Horses, like people, are generally one sided. Not to the extent that you or I might be if asked to write with the “wrong” hand, but enough so that if left to their own devices they will canter on the same lead or throw you up on one diagonal. Over time, this can result in a horse that is weaker on one side and which may be reluctant to pick up a canter lead or unable to hold that lead for long.
I notice this in Freedom after hunt season. He is often slightly stiffer or slightly more resistant to the left. This is not a new issue. When I first started retraining him, getting him to pick up the left lead was a challenge. He was so balanced that he could counter canter in the tiniest circle imaginable rather than pick up that lead.
Off season training rituals: Hacking
To keep him supple and balanced we spend a lot of time off season working on bi-lateral suppleness. Some of it is pretty simple and it’s what I do when I’m hacking out.
- I change diagonals frequently.
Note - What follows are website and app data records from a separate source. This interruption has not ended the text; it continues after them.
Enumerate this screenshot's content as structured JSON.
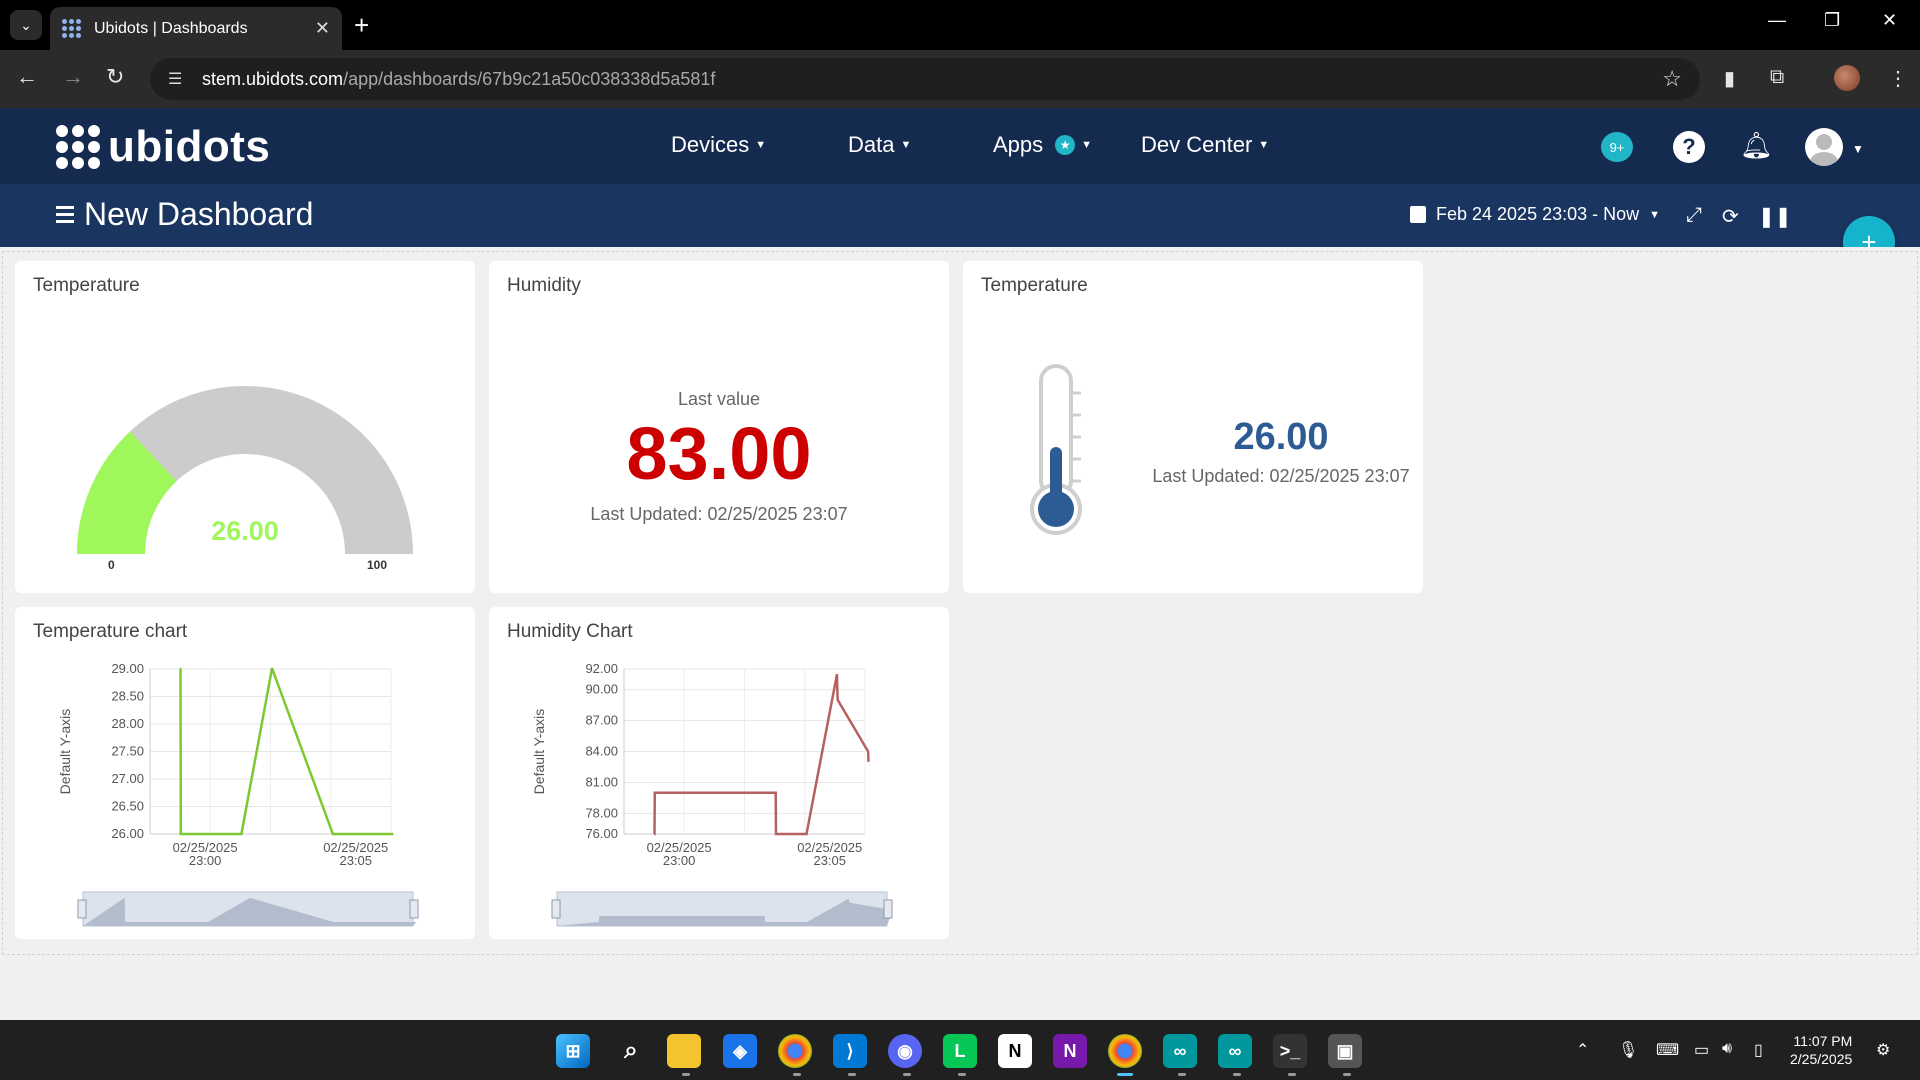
{
  "browser": {
    "tab_title": "Ubidots | Dashboards",
    "tab_close": "✕",
    "new_tab": "+",
    "url_host": "stem.ubidots.com",
    "url_path": "/app/dashboards/67b9c21a50c038338d5a581f"
  },
  "header": {
    "logo": "ubidots",
    "menu": [
      {
        "label": "Devices"
      },
      {
        "label": "Data"
      },
      {
        "label": "Apps",
        "badge": "★"
      },
      {
        "label": "Dev Center"
      }
    ],
    "notifications": "9+",
    "help": "?"
  },
  "dashboard": {
    "title": "New Dashboard",
    "date_range": "Feb 24 2025 23:03 - Now",
    "add": "+"
  },
  "widgets": {
    "gauge": {
      "title": "Temperature",
      "value": "26.00",
      "min": "0",
      "max": "100",
      "level": 0.26,
      "color": "#9ff75c"
    },
    "metric": {
      "title": "Humidity",
      "label": "Last value",
      "value": "83.00",
      "updated": "Last Updated: 02/25/2025 23:07",
      "color": "#cc0000"
    },
    "thermo": {
      "title": "Temperature",
      "value": "26.00",
      "updated": "Last Updated: 02/25/2025 23:07",
      "color": "#2d5b94"
    },
    "temp_chart": {
      "title": "Temperature chart"
    },
    "hum_chart": {
      "title": "Humidity Chart"
    }
  },
  "chart_data": [
    {
      "type": "line",
      "title": "Temperature chart",
      "ylabel": "Default Y-axis",
      "y_ticks": [
        "29.00",
        "28.50",
        "28.00",
        "27.50",
        "27.00",
        "26.50",
        "26.00"
      ],
      "x_ticks": [
        [
          "02/25/2025",
          "23:00"
        ],
        [
          "02/25/2025",
          "23:05"
        ]
      ],
      "ylim": [
        26,
        29
      ],
      "color": "#7dc832",
      "points": [
        [
          "23:00",
          29.0
        ],
        [
          "23:00",
          29.0
        ],
        [
          "23:00",
          26.0
        ],
        [
          "23:02",
          26.0
        ],
        [
          "23:03",
          29.0
        ],
        [
          "23:03",
          29.0
        ],
        [
          "23:05",
          26.0
        ],
        [
          "23:07",
          26.0
        ]
      ]
    },
    {
      "type": "line",
      "title": "Humidity Chart",
      "ylabel": "Default Y-axis",
      "y_ticks": [
        "92.00",
        "90.00",
        "87.00",
        "84.00",
        "81.00",
        "78.00",
        "76.00"
      ],
      "x_ticks": [
        [
          "02/25/2025",
          "23:00"
        ],
        [
          "02/25/2025",
          "23:05"
        ]
      ],
      "ylim": [
        76,
        92
      ],
      "color": "#b5625e",
      "points": [
        [
          "23:00",
          76.0
        ],
        [
          "23:00",
          76.0
        ],
        [
          "23:00",
          80.0
        ],
        [
          "23:04",
          80.0
        ],
        [
          "23:04",
          76.0
        ],
        [
          "23:05",
          76.0
        ],
        [
          "23:06",
          91.5
        ],
        [
          "23:06",
          90.0
        ],
        [
          "23:06",
          89.0
        ],
        [
          "23:07",
          84.0
        ],
        [
          "23:07",
          83.0
        ]
      ]
    }
  ],
  "taskbar": {
    "time": "11:07 PM",
    "date": "2/25/2025"
  }
}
Sometimes I change them every 10 strides; other times I’ll post three and then stand two giving my quads a workout at the same time.
- I keep track of canter leads and make sure that he alternates with every canter set. Sometimes I’ll ask for simple changes every 10 strides when we’re on a straight away.
- I sneak in some lateral work. If there’s a well defined trail, I’ll ask for some shoulder in, using the trail as a guide for where I want to move his forehand. If I’m on a dirt road, I leg yield back and forth across the road at a walk or trot.
I don’t spend a lot of time in the ring but even I admit that it’s a lot easier to school figures and lateral work.
- I change directions frequently, emphasizing the bend. Serpentines are great for this. If I feel that he’s a bit stiff on one loop, I might turn that into a circle.
- I use leg yields across the diagonal and then move into shoulder in around the short ends of the ring.
- I use counter bend on a circle to increase flexibility. I find with Freedom this works best at the canter. On a 20 meter circle I’ll ask him to counter bend for a set number of strides, go straight for a few strides, then bend to the inside. Rinse and repeat.
- Counter canter is good for building strength and flexibility. I keep the loops quite large until the horse is proficient at it. Freedom finds counter canter to be confusing; I find it helpful to keep the bend of that lead slightly exaggerated to reinforce that I don’t want him to change.
As hunt season is approaching quickly we’ve been working quite a lot on flexibility, suppleness and responsiveness. I like him to go into the hunt season balanced and strong — so I don’t have so much work to do when the season is over.